On April 3, 1786, Benton sent Hart a comprehensive report of 19 closely written pages containing the news that he had removed his family and the old weaving-house to a newly cleared farm of 20 acres on a high, beautiful spot, “the Pleasantest & most beautiful situation in Orange,” some 600 yards southwest of the Mill and that he had rented out the old Hartford houses and stable to a tavern keeper “at £25 this, being the first year; the fulling Mill at £50 for one Year, and hope to rent out the Tan yard & Store house before next fall.”49

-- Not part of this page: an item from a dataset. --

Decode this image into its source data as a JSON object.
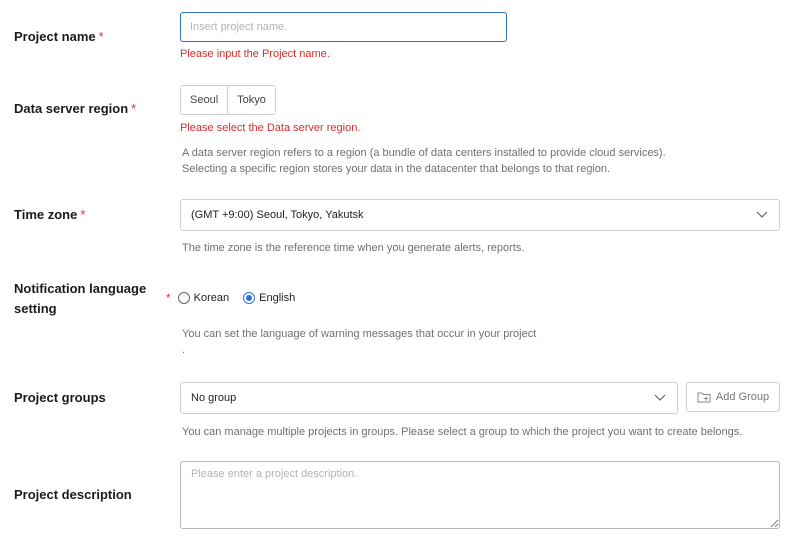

Benton died in 1790, however, still heavily encumbered by obligations, and the complicated settlement of the estate and the eventual break-up of Hartford Plantation devolved upon his widow Nancy and Colonel Hart.50 Jesse Benton was buried on the Plantation not far from his new homestead and according to the 1891 Tate Map not far north of the Southern Railway and not far west of the Eno River. The actual grave site, however, has been lost for several decades.51 A good portion of Hartford Plantation is now the Hillsborough Division of Duke Forest; and the huge, extremely deep Duke Quarry which has supplied the distinctive tawny stone of the Duke University buildings lies to the east across the River only a short distance from Jesse Benton’s own old stone quarry.
But a last glimpse of the Reverend James Fraser in Nova Scotia: after the considerable trouble, expense, and frustration involved in sending two persons to North Carolina (one did not return)62 to collect three signed affidavits that Fraser’s Hartford lands had been truly confiscated and were lost to him,53 the Reverend Fraser, late in 1789, was at last ready to go to Britain and present his assembled papers in person to the Loyalist Claims Commission asking for the large sum of £5,285.17.2 in damages for Hartford.54 His written petition concluded with these words:

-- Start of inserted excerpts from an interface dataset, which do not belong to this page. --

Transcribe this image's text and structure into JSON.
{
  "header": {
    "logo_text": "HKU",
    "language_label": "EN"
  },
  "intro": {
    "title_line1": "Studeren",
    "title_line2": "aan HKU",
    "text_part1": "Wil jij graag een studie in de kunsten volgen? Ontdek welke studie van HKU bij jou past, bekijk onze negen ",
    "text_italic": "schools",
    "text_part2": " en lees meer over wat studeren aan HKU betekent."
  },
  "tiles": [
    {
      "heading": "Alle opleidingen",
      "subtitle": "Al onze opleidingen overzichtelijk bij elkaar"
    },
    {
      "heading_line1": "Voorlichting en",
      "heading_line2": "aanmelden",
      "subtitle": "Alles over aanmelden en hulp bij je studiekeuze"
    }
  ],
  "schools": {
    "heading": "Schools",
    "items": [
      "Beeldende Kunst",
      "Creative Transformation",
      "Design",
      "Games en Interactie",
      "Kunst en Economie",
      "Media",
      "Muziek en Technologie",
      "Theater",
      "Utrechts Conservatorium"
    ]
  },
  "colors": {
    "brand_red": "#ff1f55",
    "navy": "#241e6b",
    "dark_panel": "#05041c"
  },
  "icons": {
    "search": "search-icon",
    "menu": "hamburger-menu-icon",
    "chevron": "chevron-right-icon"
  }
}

“Should the Books be finally shut & the Business totally ended He has that confidence to place in the Mildness and Justice of that Government ([for]…which …he has suffered the loss of all things) that they will consider the Justness of his Claim… that they will view him as an object entitled to Royal Munificence, and will give him an appointment in any part of his Majesty’s dominions equal to the Intrest of his Property lost.
There is no record that the Reverend Fraser s belated petition was ever placed on file or that he was ever viewed “as an object entitled to Royal Munificence.”